As you’ve seen in his Captain America’s hijack, Holland’s Spidey is no more than a high school chap—barely 15 and a member of school’s decathlon team. Homecoming highlights his return to school after that ‘Stark internship’ in Berlin, where his mundane geeking/being bullied/being unpopular life has waited. Tenure with Tony Stark has given him high hopes of big action and great vigilante stunts; but a month has passed and he’s only becoming ‘the friendly neighborhood Spider-Man, as an extracurricular activity. Continue reading Spider-Man: Homecoming (2017) – Review
Review: Michael Bay’s criticproof franchise returns with another Bayhem galore—a non-stop clink-clicketty-clank-bang-boom juggernaut slugfest—in what’s dubbed as Bay’s final Transformers film, The Last Knight. The final result though—after decade with five installments so far—offers no new insight to the storyline but bunch of same day, different spectacles.

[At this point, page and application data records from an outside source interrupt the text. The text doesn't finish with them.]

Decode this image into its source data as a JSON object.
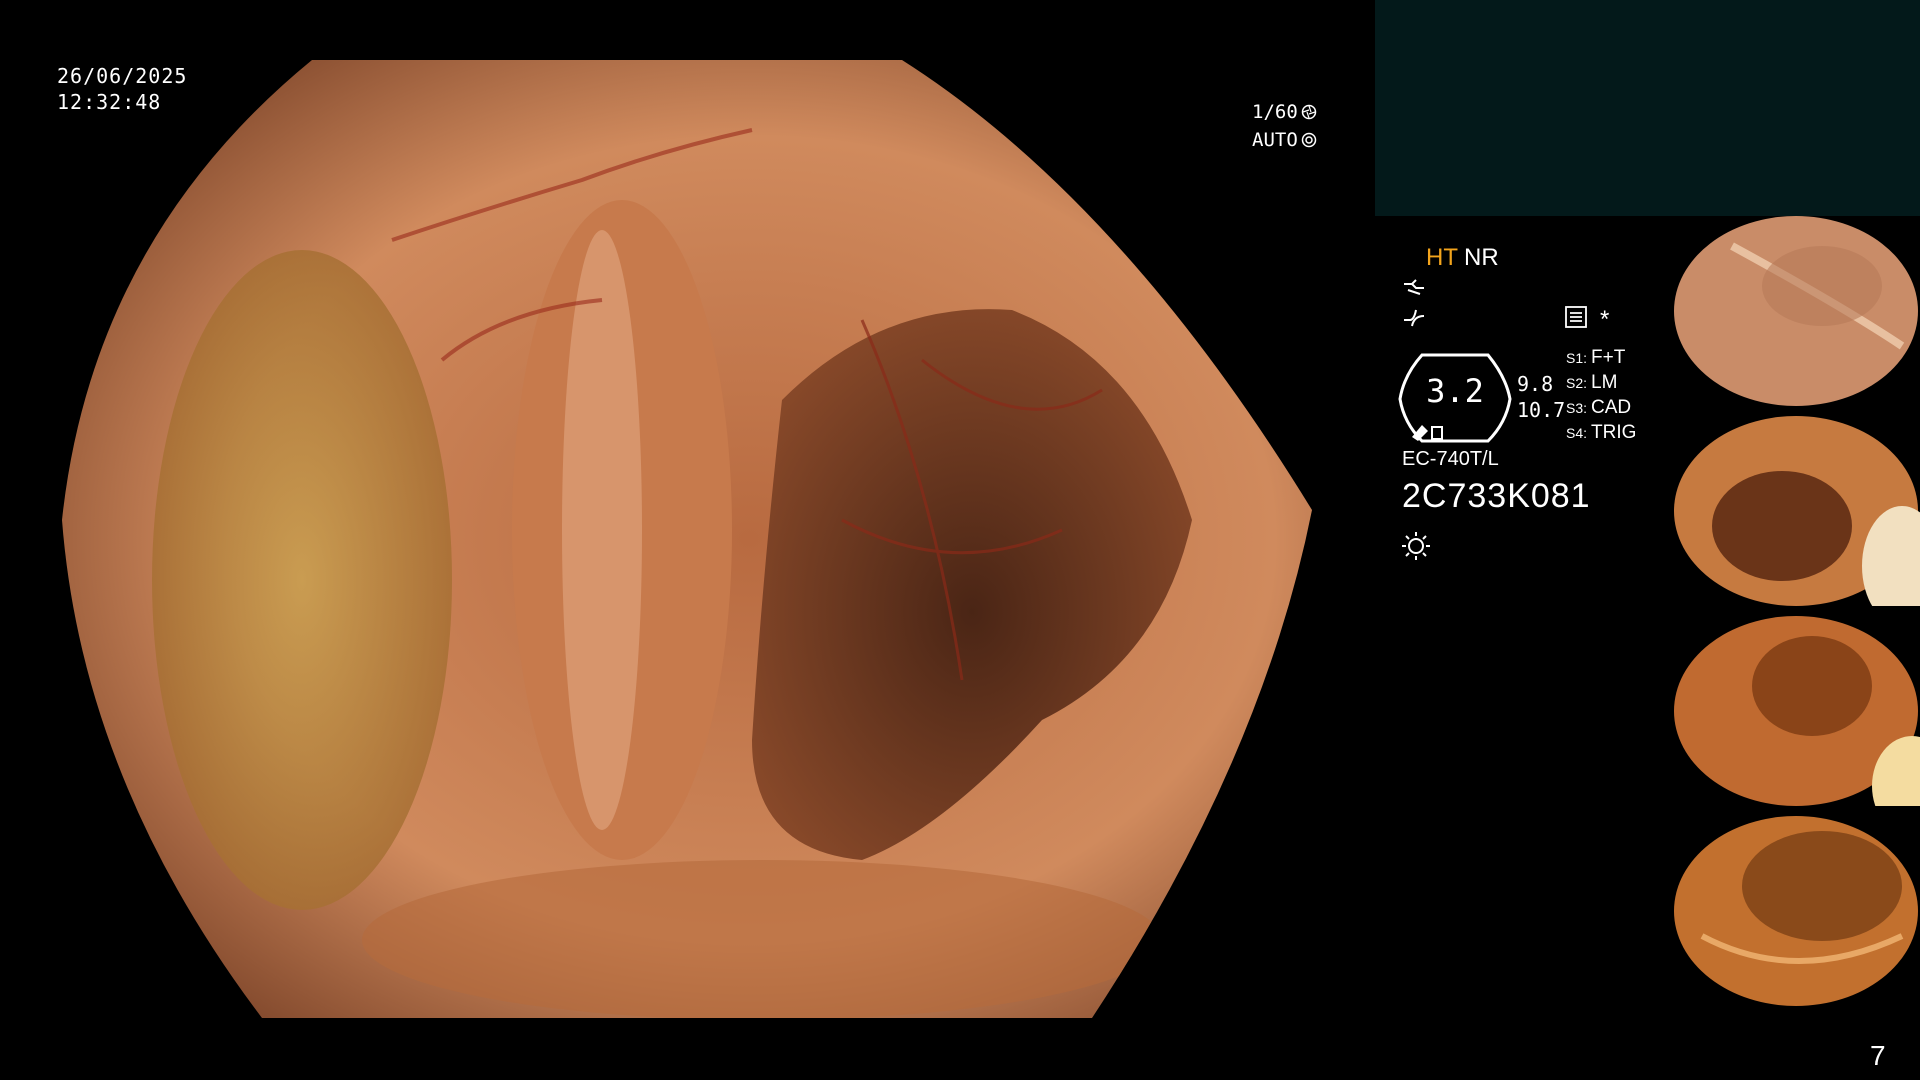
{
  "overlay": {
    "date": "26/06/2025",
    "time": "12:32:48",
    "shutter": "1/60",
    "iris": "AUTO"
  },
  "panel": {
    "ht": "HT",
    "nr": "NR",
    "zoom_value": "3.2",
    "value_a": "9.8",
    "value_b": "10.7",
    "asterisk": "*",
    "switches": [
      {
        "key": "S1:",
        "value": "F+T"
      },
      {
        "key": "S2:",
        "value": "LM"
      },
      {
        "key": "S3:",
        "value": "CAD"
      },
      {
        "key": "S4:",
        "value": "TRIG"
      }
    ],
    "model": "EC-740T/L",
    "serial": "2C733K081",
    "page_number": "7"
  },
  "colors": {
    "ht_accent": "#f3a41c",
    "info_box": "#03191a",
    "mucosa": "#c97a4e",
    "lumen": "#4a2515"
  },
  "icons": [
    "shutter-icon",
    "iris-icon",
    "tip-icon",
    "scope-curve-icon",
    "list-icon",
    "light-icon"
  ]
}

Starting off as an expanded myth of Camelot, where ancient transformers assisted King Arthur and his knights of round fighting Saxons, The Last Knight immediately leaps sixteen centuries ahead. While Optimus Prime has left the earth in search of his home-planet, Cybertron, other transformers keep coming to earth and are declared as threat; therefore, a counter-transformer task force called T.R.F is deployed to exterminate them. That’s when Cade Yeager from Age of Extinction encounters a versatile kid, Izabella (Isabella Moner) and ‘get chosen’ to partake in an ancient myth. Continue reading Transformers: The Last Knight (2017) – Review